DESCRIPTION OF THE TASK:
Look through the material below for "JSON". Copy every line that contains it.

AVAILABLE DATA:
--------
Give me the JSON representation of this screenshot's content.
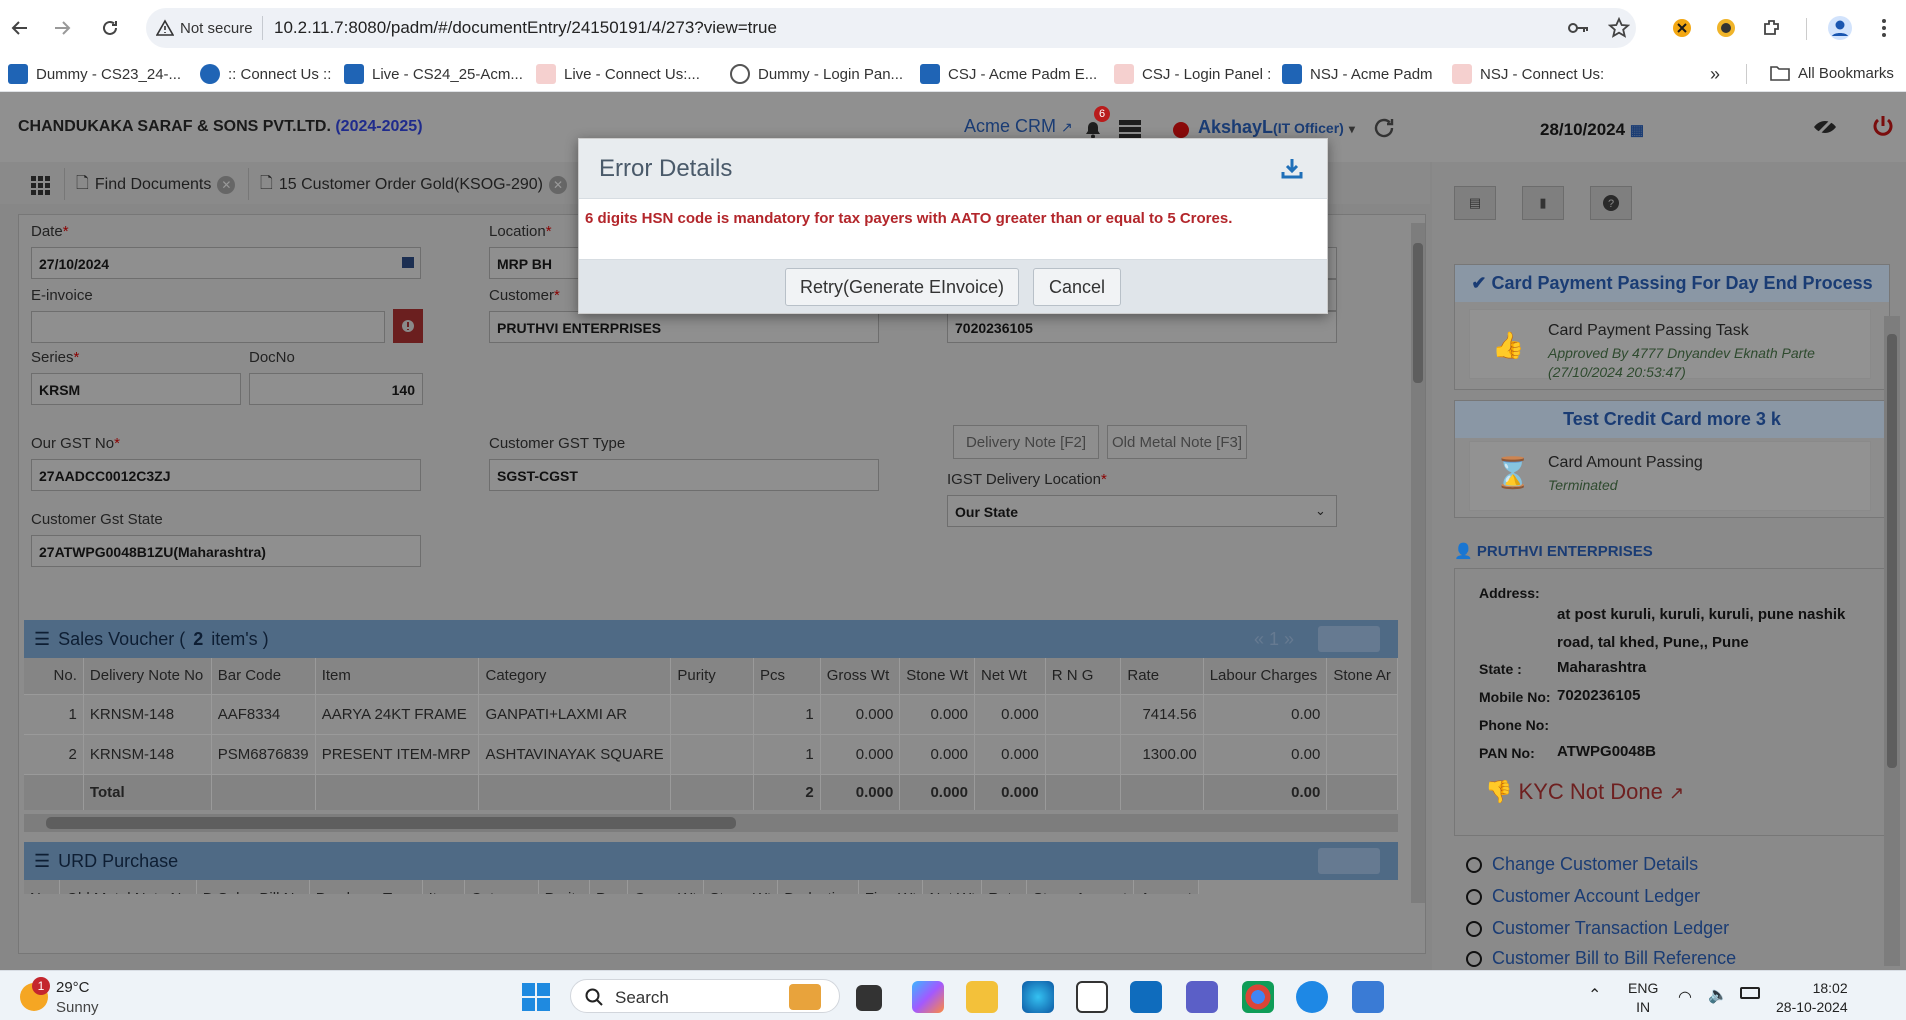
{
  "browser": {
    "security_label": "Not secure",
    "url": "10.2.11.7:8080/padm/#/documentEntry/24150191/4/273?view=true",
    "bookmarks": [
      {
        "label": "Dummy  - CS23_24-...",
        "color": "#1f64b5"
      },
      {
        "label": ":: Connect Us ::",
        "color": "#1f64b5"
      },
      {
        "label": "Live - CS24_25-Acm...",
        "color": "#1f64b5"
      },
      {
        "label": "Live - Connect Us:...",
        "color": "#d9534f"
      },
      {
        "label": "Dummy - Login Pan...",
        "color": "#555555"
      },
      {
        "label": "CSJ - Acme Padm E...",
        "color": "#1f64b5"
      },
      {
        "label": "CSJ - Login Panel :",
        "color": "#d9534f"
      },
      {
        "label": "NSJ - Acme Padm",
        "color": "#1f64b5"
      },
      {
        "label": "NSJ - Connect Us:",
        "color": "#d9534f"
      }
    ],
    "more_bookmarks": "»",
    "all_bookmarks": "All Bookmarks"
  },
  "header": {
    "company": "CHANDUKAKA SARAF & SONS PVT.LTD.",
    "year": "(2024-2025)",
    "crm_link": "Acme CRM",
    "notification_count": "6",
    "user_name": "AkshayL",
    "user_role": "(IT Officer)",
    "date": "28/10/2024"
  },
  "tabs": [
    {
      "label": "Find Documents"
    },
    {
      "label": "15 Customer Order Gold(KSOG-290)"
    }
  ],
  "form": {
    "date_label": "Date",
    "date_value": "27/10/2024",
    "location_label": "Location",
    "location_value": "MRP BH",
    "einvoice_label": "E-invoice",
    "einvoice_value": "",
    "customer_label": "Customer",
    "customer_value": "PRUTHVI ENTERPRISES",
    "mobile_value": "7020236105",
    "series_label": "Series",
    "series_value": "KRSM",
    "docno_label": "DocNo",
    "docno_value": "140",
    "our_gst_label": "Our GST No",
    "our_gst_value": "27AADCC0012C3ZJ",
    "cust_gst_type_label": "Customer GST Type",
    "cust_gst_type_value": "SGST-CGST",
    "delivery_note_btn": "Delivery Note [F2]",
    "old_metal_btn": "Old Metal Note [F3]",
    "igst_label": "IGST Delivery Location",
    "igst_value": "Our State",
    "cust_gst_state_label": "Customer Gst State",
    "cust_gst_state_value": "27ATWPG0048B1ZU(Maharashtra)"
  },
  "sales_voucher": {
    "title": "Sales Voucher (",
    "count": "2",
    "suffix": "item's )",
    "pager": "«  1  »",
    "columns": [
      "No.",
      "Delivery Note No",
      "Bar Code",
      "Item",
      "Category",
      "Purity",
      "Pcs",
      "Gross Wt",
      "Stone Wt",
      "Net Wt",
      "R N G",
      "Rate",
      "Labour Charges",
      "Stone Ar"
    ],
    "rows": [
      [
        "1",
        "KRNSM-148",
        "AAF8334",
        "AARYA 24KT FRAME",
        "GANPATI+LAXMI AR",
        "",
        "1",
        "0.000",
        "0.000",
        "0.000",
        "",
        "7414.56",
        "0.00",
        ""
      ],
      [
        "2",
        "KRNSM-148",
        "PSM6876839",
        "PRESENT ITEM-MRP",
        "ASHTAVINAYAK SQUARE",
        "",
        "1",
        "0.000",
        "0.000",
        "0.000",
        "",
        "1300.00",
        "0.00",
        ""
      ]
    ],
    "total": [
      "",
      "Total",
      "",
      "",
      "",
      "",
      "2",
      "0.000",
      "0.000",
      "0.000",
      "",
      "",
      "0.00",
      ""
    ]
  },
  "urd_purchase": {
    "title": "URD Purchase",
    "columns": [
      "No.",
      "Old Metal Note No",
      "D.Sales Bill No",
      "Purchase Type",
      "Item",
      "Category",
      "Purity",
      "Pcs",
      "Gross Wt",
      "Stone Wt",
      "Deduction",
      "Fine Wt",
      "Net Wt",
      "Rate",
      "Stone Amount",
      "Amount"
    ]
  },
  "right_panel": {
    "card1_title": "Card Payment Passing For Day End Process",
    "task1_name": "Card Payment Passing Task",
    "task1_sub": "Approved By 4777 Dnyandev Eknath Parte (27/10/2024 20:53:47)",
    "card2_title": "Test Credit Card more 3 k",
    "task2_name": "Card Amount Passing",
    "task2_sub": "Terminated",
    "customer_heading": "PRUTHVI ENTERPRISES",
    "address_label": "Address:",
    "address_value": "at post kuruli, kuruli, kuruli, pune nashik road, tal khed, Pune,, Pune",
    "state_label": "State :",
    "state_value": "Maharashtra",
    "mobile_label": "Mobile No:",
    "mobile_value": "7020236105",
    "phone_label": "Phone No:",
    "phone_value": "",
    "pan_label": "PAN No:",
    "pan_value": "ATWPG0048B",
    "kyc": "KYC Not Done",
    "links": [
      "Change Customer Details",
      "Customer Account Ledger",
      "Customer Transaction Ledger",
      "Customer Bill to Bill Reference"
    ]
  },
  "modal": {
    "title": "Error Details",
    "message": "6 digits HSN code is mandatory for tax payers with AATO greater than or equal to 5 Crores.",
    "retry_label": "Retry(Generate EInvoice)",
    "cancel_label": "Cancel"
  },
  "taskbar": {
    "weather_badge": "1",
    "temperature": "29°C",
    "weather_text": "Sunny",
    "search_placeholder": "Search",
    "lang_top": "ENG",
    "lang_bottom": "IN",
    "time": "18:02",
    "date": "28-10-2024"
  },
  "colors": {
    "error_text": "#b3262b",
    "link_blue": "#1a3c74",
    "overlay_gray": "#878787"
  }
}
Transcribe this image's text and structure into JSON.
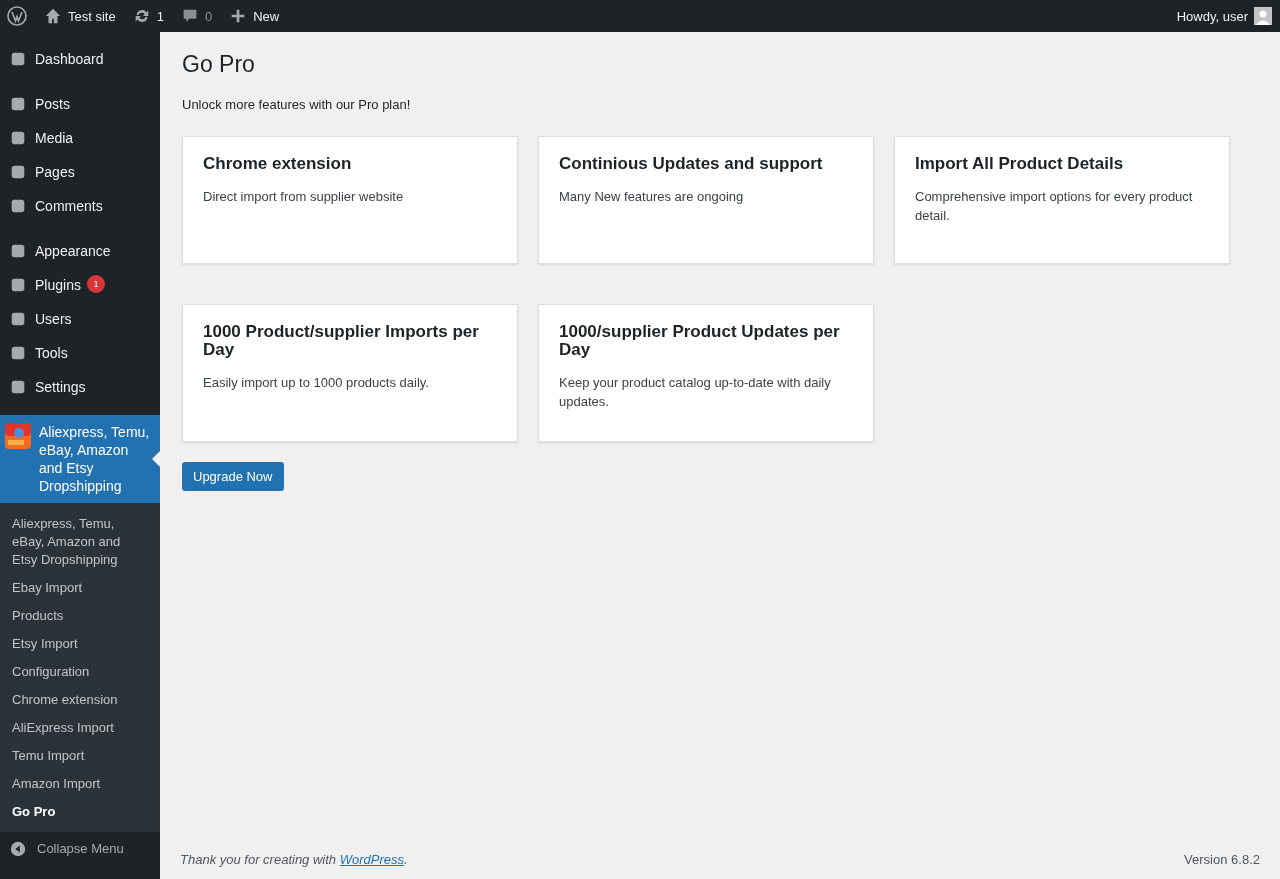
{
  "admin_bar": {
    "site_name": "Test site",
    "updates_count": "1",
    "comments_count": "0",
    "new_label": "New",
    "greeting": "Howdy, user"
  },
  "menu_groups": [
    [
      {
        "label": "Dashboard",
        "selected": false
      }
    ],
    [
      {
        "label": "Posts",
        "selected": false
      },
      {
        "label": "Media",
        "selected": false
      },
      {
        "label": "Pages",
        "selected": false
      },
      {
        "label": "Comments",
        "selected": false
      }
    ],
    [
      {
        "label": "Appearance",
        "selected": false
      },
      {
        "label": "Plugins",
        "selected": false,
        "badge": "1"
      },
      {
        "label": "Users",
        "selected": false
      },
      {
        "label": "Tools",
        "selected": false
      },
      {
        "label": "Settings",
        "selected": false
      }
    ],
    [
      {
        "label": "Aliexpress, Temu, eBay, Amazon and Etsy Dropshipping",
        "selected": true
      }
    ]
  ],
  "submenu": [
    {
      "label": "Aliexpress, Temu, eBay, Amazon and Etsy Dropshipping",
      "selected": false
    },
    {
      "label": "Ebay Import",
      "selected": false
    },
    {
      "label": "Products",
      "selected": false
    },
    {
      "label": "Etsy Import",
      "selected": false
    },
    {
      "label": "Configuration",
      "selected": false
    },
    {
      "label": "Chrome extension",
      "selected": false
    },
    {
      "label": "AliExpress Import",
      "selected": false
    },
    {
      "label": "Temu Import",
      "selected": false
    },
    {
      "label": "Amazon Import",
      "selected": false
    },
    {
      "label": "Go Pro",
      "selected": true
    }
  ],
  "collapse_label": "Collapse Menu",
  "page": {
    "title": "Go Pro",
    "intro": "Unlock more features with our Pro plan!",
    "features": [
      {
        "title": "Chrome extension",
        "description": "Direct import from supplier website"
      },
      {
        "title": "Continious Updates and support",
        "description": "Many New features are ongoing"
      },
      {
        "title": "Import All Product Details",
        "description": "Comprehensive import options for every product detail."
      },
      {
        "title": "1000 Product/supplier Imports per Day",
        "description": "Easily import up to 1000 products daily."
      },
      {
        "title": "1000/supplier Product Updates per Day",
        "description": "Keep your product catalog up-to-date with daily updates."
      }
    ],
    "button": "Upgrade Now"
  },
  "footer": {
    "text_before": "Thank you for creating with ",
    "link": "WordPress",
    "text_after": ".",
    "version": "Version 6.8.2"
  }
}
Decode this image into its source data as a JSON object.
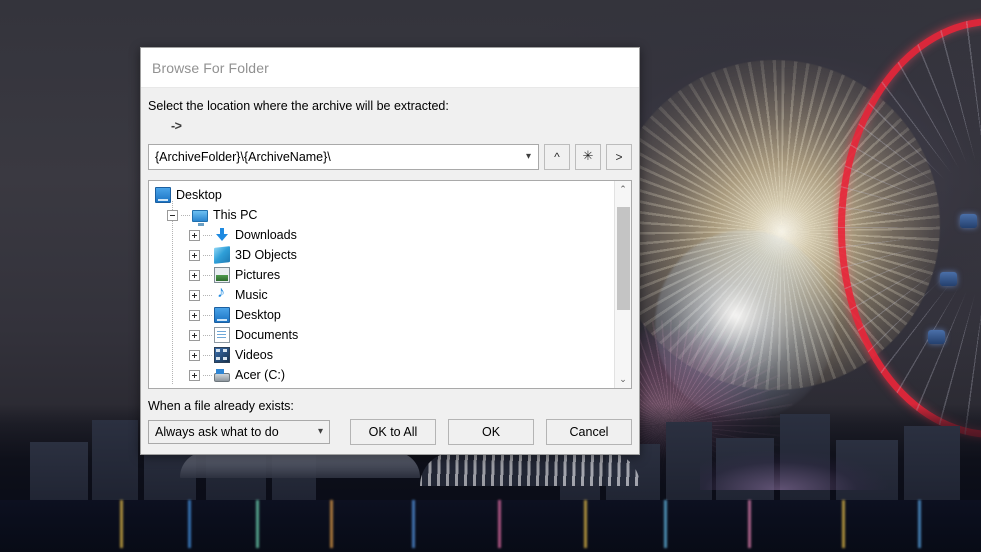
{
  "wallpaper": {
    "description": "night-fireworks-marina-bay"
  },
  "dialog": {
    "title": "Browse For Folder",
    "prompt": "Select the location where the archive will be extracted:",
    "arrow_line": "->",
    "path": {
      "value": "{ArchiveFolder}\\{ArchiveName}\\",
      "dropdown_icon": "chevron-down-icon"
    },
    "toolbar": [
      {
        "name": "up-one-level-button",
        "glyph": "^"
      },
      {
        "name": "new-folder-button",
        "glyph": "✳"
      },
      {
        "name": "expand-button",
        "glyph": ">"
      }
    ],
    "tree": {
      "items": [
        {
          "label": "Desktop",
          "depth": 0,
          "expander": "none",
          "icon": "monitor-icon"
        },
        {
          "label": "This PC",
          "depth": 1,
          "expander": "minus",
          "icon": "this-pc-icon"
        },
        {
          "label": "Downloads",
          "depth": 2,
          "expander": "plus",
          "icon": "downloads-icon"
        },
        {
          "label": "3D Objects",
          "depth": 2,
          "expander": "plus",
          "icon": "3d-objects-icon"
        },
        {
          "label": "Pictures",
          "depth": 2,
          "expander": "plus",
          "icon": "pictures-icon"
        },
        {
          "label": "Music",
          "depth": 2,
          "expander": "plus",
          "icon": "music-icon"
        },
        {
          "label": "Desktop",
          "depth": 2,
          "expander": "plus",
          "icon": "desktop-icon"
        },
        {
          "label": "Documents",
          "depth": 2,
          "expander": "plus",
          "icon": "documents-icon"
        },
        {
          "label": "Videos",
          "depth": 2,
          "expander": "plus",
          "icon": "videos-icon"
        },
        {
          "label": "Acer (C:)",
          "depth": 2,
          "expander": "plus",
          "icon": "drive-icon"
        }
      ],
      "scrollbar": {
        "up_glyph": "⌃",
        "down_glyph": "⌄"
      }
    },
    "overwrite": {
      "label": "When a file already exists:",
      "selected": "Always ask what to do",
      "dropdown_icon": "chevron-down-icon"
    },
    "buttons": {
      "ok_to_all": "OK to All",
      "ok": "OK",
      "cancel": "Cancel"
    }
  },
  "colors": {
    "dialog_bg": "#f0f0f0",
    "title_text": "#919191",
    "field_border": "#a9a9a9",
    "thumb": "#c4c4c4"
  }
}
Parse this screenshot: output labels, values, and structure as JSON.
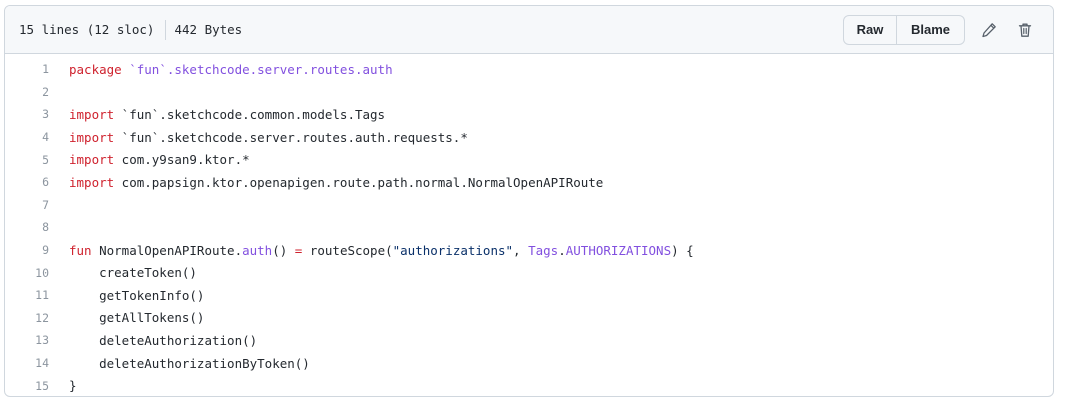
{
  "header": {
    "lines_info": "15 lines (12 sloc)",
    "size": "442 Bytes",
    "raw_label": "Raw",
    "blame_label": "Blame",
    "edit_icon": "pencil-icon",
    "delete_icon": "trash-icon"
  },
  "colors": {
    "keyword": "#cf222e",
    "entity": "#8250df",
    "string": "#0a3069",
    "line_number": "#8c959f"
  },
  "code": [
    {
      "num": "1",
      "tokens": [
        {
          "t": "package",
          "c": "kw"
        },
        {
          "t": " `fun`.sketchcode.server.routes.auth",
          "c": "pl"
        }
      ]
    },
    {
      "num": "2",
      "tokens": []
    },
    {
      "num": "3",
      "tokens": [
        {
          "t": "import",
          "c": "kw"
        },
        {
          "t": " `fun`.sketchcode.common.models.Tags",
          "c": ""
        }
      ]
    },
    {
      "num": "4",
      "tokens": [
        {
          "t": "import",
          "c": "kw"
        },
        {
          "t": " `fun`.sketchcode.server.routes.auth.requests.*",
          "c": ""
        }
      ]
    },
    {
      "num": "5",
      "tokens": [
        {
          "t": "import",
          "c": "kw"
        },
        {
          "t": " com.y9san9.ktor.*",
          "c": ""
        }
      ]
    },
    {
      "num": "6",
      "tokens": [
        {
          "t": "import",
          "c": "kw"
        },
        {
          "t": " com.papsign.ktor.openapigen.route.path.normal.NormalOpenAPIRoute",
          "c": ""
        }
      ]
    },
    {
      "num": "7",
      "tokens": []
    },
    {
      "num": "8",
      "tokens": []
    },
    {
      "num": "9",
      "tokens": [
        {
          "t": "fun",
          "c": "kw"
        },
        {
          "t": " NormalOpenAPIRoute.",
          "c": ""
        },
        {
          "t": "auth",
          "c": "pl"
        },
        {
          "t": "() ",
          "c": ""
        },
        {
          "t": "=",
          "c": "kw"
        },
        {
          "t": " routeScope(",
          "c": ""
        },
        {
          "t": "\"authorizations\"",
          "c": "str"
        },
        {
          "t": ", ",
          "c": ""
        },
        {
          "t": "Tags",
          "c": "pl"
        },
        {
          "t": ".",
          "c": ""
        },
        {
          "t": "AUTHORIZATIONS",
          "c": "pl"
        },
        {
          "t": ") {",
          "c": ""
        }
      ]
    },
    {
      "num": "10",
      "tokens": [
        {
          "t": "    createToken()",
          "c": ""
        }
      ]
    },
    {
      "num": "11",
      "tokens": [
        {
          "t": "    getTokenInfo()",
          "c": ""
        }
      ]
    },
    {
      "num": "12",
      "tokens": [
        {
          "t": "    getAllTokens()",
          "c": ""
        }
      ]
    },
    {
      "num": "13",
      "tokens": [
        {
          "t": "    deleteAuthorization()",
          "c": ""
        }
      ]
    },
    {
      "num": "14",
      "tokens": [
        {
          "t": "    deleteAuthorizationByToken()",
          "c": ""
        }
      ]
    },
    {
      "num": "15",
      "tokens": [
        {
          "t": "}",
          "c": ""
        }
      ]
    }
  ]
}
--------
SOLUTION FOR THIS PROBLEM:
Give me the JSON representation of this screenshot's content.
Transcribe this image's text and structure into JSON.
Decode this image into its source data as a JSON object.
Parse this screenshot: output labels, values, and structure as JSON.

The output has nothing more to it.